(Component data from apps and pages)
——

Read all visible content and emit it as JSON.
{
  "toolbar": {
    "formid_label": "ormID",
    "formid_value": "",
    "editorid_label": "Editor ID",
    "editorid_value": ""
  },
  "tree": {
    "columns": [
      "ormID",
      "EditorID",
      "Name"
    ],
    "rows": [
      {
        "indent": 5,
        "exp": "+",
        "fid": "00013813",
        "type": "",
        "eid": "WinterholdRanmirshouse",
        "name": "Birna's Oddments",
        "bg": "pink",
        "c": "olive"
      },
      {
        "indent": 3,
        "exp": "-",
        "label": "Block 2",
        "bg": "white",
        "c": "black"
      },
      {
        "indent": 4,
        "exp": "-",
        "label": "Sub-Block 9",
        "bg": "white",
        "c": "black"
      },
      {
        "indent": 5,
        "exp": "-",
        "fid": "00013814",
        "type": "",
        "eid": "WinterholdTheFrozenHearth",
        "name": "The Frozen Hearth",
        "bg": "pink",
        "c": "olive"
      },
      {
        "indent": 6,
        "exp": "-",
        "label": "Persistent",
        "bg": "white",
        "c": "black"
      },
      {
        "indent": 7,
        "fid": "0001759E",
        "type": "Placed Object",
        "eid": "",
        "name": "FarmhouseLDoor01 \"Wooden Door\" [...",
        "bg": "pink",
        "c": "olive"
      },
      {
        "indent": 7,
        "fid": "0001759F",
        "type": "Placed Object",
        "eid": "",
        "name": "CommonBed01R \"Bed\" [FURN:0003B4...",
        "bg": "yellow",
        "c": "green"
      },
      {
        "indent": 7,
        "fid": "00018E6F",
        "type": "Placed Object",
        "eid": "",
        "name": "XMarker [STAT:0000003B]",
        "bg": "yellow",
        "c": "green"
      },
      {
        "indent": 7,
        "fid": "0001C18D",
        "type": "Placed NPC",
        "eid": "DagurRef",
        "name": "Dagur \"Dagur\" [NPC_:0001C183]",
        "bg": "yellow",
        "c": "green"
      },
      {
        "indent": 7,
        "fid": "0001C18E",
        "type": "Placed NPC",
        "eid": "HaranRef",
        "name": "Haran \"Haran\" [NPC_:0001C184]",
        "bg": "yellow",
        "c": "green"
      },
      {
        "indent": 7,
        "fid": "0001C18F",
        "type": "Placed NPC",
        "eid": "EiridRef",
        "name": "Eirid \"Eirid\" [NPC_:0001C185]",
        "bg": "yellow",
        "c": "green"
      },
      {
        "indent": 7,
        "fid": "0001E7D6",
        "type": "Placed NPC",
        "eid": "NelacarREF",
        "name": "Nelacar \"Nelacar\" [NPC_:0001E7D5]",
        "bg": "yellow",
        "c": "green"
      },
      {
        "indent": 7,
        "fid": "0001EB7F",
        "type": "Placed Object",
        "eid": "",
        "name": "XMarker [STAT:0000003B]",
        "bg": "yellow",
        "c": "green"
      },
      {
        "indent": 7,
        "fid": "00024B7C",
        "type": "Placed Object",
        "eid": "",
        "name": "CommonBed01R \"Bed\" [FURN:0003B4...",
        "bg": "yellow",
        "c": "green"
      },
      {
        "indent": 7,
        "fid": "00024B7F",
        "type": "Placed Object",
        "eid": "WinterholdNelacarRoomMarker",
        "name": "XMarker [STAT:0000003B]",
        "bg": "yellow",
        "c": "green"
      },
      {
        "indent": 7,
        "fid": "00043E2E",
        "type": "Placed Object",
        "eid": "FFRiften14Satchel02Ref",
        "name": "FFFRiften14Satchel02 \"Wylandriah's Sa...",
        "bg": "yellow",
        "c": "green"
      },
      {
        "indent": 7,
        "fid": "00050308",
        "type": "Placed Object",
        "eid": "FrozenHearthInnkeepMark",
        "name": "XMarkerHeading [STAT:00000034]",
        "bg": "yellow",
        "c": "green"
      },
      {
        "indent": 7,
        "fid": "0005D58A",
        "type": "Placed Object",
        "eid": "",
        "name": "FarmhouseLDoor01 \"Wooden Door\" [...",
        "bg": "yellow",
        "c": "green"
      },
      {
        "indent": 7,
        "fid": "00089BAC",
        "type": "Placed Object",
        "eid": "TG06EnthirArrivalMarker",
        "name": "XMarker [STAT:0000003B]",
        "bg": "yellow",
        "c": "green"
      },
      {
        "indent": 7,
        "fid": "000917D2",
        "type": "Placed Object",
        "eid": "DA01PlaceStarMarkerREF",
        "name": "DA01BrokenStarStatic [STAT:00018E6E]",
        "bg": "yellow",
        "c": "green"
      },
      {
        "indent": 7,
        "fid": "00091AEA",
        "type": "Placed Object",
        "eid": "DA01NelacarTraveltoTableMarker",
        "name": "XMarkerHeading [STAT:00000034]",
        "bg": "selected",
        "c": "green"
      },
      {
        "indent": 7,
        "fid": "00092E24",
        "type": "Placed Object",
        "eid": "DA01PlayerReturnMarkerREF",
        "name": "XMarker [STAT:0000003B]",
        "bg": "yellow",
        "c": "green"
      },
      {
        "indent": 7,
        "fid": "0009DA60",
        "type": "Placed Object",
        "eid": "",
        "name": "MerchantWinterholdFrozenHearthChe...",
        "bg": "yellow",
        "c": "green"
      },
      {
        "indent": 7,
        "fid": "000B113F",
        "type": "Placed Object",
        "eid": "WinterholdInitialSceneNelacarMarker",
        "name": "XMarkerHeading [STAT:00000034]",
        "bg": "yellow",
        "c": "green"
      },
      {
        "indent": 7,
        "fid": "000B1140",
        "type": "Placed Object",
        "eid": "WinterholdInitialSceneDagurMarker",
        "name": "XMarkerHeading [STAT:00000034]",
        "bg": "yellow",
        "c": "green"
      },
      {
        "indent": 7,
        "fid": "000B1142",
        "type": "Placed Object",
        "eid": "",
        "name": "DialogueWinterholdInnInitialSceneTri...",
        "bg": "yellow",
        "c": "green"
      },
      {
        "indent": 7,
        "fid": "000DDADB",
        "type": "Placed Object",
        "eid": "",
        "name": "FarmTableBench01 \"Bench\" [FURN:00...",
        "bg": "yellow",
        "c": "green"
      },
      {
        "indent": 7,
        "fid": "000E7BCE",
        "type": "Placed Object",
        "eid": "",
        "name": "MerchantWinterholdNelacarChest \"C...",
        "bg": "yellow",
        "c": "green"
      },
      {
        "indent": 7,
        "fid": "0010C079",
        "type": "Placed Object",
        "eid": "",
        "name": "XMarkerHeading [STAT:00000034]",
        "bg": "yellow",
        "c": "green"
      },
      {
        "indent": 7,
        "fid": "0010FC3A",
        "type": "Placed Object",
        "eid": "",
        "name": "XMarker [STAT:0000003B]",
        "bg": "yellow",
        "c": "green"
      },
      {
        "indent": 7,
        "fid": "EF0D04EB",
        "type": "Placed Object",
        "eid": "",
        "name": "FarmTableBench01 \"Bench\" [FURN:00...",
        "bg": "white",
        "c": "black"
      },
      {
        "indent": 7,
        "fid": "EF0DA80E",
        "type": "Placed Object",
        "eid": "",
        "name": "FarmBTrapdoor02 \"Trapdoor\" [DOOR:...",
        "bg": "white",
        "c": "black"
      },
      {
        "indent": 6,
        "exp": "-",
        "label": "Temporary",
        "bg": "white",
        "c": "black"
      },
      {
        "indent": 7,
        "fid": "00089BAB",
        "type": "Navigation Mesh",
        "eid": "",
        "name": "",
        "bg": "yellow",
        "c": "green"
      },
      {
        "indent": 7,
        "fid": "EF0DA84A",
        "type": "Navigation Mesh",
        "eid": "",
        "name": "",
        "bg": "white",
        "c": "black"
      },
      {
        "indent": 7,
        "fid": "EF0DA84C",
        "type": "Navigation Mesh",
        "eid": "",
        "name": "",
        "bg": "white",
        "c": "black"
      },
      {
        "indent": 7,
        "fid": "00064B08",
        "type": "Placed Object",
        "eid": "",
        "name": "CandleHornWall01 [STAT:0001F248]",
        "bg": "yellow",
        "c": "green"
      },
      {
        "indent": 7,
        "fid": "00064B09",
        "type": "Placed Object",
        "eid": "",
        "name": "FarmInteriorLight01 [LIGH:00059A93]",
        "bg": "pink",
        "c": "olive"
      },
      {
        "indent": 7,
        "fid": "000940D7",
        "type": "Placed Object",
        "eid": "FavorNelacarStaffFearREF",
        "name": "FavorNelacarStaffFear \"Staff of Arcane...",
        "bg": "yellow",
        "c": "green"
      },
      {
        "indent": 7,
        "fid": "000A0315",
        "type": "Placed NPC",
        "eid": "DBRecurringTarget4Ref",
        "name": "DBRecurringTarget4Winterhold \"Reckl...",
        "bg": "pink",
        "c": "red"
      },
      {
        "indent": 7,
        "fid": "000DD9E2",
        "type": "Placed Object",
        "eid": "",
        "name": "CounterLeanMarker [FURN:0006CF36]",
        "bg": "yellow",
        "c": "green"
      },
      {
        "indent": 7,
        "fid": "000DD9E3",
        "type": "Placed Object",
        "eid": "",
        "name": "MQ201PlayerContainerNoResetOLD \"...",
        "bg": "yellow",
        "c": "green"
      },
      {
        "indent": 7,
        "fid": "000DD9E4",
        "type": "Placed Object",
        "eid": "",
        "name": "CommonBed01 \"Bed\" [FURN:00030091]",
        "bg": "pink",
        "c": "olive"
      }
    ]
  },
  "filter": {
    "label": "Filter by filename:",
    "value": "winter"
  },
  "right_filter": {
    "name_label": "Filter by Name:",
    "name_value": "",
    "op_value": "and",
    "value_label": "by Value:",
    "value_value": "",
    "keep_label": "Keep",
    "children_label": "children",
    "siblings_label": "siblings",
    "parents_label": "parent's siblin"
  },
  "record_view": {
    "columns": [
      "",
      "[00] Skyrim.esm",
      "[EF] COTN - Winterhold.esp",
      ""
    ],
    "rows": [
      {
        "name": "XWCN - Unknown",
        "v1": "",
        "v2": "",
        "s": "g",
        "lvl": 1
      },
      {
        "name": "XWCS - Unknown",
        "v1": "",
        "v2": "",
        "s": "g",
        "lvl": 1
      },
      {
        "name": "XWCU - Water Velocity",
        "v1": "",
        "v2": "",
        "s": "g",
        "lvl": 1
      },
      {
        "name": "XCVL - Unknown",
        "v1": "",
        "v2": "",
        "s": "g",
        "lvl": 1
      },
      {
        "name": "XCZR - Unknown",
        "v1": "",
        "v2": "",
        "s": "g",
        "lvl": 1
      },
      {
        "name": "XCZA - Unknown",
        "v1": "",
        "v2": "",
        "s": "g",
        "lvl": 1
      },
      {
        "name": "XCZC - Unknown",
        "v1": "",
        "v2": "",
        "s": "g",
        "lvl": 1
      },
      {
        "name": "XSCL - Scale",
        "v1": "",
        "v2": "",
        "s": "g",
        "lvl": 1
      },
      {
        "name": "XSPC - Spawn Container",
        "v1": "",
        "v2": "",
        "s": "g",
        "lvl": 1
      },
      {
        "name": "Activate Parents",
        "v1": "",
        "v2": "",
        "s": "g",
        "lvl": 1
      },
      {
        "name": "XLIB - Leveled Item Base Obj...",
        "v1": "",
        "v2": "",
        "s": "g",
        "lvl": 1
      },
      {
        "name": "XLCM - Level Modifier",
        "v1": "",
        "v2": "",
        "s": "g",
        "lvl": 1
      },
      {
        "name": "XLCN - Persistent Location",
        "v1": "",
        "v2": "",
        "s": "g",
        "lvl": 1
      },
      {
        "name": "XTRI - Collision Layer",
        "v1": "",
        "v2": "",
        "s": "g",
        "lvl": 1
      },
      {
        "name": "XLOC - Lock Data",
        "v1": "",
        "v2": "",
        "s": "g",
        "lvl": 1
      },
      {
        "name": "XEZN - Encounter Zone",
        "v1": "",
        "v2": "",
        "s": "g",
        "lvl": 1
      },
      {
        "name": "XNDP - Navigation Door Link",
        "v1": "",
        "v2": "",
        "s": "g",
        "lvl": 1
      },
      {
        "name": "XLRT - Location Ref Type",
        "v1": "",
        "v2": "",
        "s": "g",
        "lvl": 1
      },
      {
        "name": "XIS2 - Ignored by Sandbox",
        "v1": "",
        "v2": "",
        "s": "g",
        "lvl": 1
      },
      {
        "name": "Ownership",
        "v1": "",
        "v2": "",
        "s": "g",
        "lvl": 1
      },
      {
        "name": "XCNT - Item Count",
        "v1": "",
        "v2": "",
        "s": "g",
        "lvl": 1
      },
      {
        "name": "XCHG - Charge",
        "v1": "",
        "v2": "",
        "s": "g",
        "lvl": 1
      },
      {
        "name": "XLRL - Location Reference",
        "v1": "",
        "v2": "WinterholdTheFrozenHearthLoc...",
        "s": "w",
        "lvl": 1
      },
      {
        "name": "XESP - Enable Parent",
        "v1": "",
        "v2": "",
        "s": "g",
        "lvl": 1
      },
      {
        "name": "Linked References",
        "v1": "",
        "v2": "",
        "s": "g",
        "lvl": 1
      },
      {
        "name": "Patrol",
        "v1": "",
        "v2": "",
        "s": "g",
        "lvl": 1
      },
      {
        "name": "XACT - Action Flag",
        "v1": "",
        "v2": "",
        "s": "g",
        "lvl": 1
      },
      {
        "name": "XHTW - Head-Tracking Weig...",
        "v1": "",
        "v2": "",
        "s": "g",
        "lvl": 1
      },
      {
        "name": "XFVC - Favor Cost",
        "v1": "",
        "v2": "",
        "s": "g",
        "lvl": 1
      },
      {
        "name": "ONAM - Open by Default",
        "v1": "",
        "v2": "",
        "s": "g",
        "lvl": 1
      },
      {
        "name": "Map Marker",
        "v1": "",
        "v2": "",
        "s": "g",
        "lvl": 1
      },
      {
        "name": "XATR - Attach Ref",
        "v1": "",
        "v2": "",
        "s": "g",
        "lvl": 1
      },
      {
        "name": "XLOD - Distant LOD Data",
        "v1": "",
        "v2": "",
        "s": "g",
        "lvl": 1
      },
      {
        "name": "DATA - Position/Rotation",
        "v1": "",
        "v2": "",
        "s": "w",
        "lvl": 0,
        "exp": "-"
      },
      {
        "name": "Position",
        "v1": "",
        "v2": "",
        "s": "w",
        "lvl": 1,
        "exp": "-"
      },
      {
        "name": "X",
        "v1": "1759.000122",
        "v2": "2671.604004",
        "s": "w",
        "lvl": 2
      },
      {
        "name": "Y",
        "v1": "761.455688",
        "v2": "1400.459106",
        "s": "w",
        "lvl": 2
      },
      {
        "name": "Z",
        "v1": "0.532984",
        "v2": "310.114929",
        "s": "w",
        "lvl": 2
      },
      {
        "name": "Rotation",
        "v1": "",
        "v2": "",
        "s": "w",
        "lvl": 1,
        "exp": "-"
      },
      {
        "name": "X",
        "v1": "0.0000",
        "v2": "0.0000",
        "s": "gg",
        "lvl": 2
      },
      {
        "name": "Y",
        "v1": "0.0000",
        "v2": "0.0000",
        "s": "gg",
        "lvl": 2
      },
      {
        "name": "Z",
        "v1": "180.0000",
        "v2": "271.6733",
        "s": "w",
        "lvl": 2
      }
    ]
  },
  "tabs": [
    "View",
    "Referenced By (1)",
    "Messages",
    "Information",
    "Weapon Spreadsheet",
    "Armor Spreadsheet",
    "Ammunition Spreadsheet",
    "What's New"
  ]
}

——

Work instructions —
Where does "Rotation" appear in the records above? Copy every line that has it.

Finished task —
        "name": "DATA - Position/Rotation",
        "name": "Rotation",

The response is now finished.